Source: Fourpure Brewing Co

The watchdog said the can risked appealing to under-18s

Fourpure Brewing Co’s Juicebox IPA has fallen foul of industry watchdog the Portman Group.

The watchdog’s Independent Complaints Panel has ruled today (6 January) the beer, whose can features images of “fruit and stylised sunshine imagery”, risked appealing to children.

“The panel was concerned that children might see the product and think it was a juice drink and considered that the ‘Citrus IPA’ description was not clear enough to dispel that impression to a child who would be unfamiliar with beer categories,” a statement from the watchdog said.  

The complaint that sparked the ruling was not made by a consumer. Rather, it was made by food & drink consultancy Zenith Global, which the watchdog hired to carry out an audit of randomly selected drinks to measure compliance in the market. 

Zenith Global said it felt the “imagery and name on the product did not provide absolute clarity that [Juicebox] was alcoholic”. 

Fourpure argued Juicebox had been sold since March 2016 and was a “a consistent top-selling brand”. It had “never received any complaints from consumers or regulators” and “no retailers had suggested the packaging was particularly appealing to under-18s or that it was insufficiently clear the product was a beer”.

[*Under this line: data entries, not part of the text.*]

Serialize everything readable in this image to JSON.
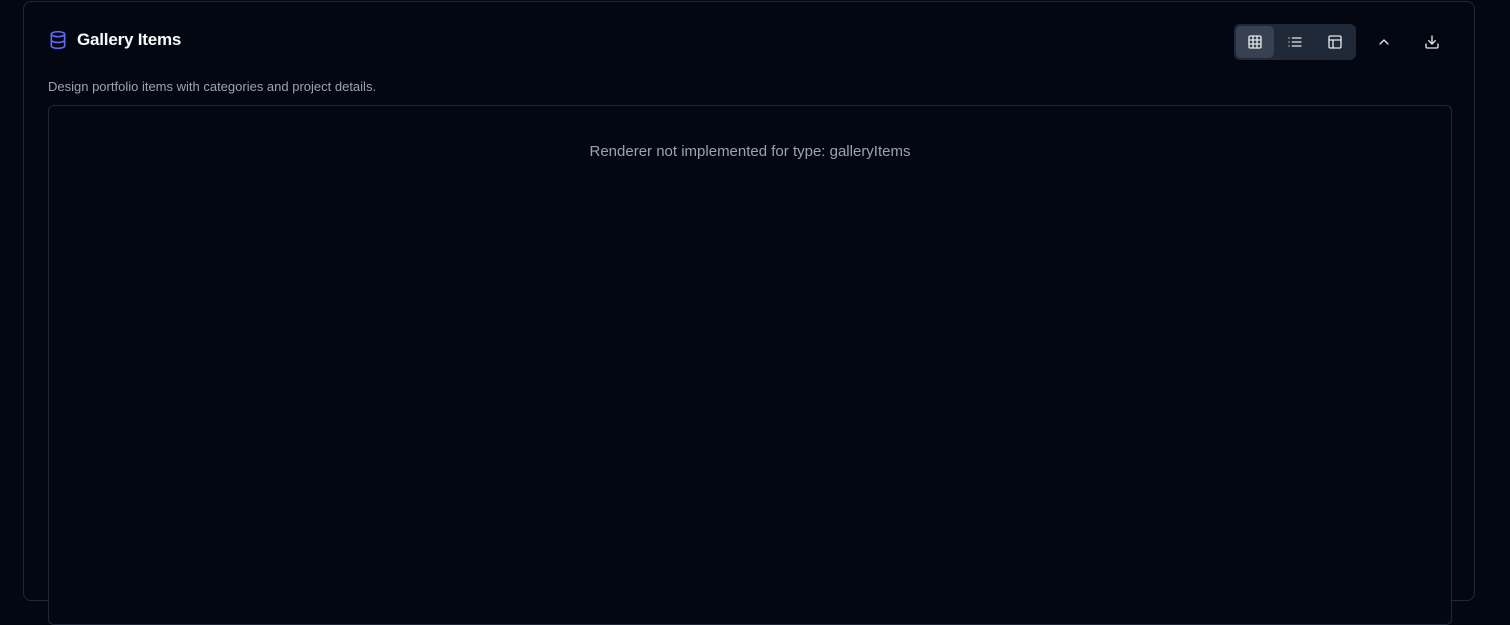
{
  "panel": {
    "title": "Gallery Items",
    "title_icon": "database-icon",
    "description": "Design portfolio items with categories and project details."
  },
  "toolbar": {
    "view_modes": [
      {
        "name": "grid-view",
        "icon": "grid-icon",
        "active": true
      },
      {
        "name": "list-view",
        "icon": "list-icon",
        "active": false
      },
      {
        "name": "table-view",
        "icon": "table-icon",
        "active": false
      }
    ],
    "actions": [
      {
        "name": "collapse",
        "icon": "chevron-up-icon"
      },
      {
        "name": "download",
        "icon": "download-icon"
      }
    ]
  },
  "content": {
    "message": "Renderer not implemented for type: galleryItems"
  },
  "colors": {
    "background": "#030712",
    "border": "#1f2937",
    "accent_icon": "#6366f1",
    "title_text": "#f9fafb",
    "muted_text": "#9ca3af",
    "active_toggle": "#374151"
  }
}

Chair of the Independent Complaints Panel Jenny Watson defended the decision, stating that the “stylised image of a heap of oranges, including one depicted as a sun”, alongside the name ‘Juicebox’ meant that the product had a particular appeal to under-18s.

“It once again highlights how important it is for producers to consult the Code of Practice and the Portman Group’s advisory service before launching a product to avoid problems before they arise,” she added.

The ruling comes just one month after the Portman Group issued a Retailer Alert Bulletin against fellow craft brewer Tiny Rebel’s Cwtch ale, which it ruled risked appealing to under-18s for the second time in three years.

Tiny Rebel argued it had worked with the Portman Group and splashed out around £30,000 rebranding the beer after the first complaint in 2017, and said it would not change the packaging a second time. 

Read more: Portman Group’s latest Tiny Rebel ruling is worse than VAR